  9. Genetics • The condition is inherited autosomal recessively. • This means an effected individual must have two copies of the gene on chromosome 2 to have the disorder. • People with only one copy of the normal ABCA12 gene are not effected by the disorder. • The disorder does not show prevalence in gender or racial background. • There have been many cases of HI in southern Iraq where mothers were exposed to uranium oxide during the early stages of pregnancy.

  10. Lipid Transport • Members of the class of ABCA genes are involved in lipid transport across cell membranes. The proteins the gene produces bind to ATP for active transport of lipids to the stratum corneum, the outer most layer of the skin. These lipids are important for the protection of the skin.

  11. Lipid Transport

  12. Treatment • The treatment of HI babies is quite extensive. • The vitals of an HI baby must be constantly monitored. • Their eyes must be constantly kept moist and shielded from the sun. • The environment they live in must be constantly kept sterile to protect from infection. • They must have a salt solution applied followed by a lubricant to facilitate the skin cells to fall off and to keep the cells moist. • Antibacterial pills and creams are also used to fight infection.

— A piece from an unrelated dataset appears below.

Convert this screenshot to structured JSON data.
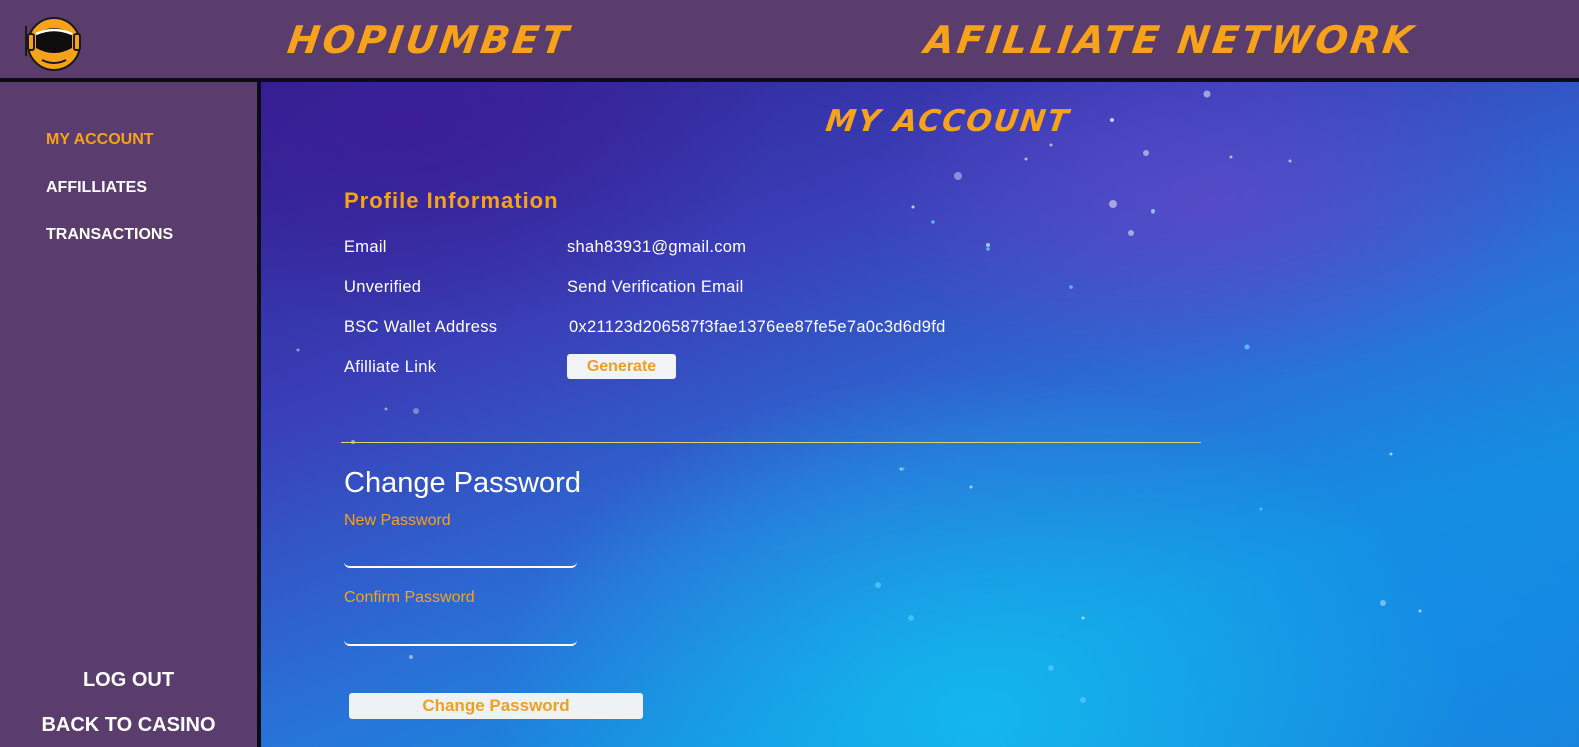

  13. Ryan Gonzalez • Almost all HI children die in infancy but there are exceptions.

  14. Birth • He was born with harlequin ichthyosis. • Dr. Brian Saunders, a neo-natologist, cared for Ryan during the first critical moments of life. • Ryan’s skin was so tight that it was crushing his lungs. • Accutane, a vitamin A derivative, was used to keep the skin from hardening. • His scales became smaller and thinner.

  15. Life of a Harlequin • He competes in triathlons. • To keep his skin from hardening, he covers himself in lotion 7 times per day. • He has to consume 7,500 calories per day. • He tube feeds himself pure protein every night while he sleeps to help him produce extra skin cells.

  16. The View • The condition was first described in South Carolina by Reverend Oliver Hart. • "On Thursday, April ye 5, 1750, I went to see a most deplorable object of a child, born the night before of one Mary Evans in ‘Chas’town. It was surprising to all who beheld it, and I scarcely know how to describe it. The skin was dry and hard and seemed to be cracked in many places, somewhat resembling the scales of a fish. The mouth was large and round and open. It had no external nose, but two holes where the nose should have been. The eyes appeared to be lumps of coagulated blood, turned out, about the bigness of a plum, ghastly to behold. It had no external ears, but holes where the ears should be. The hands and feet appeared to be swollen, were cramped up and felt quite hard. The back part of the head was much open. It made a strange kind of noise, very low, which I cannot describe. It lived about forty-eight hours and was alive when I saw it."

  17. Live or Die? • Two doctors in the Netherlands have developed a checklist to determine whether a newborn is suffering greatly or not. • If the doctors find that the child is suffering greatly, they support euthanasia (assisted suicide). • “Our society has gone off the edge in terms of protecting the vulnerable by forcing them to suffer.”–Glen McGee

  18. References • • • • • • • • • • • • Chan, Y et. All. “Harlequin Ichthyosis in Association with Hypothyroidism and Juvenile Rheumatoid Arthritis.” Pediatric Dermatology. Vol 20. No. 5. p. 421-426. 2003.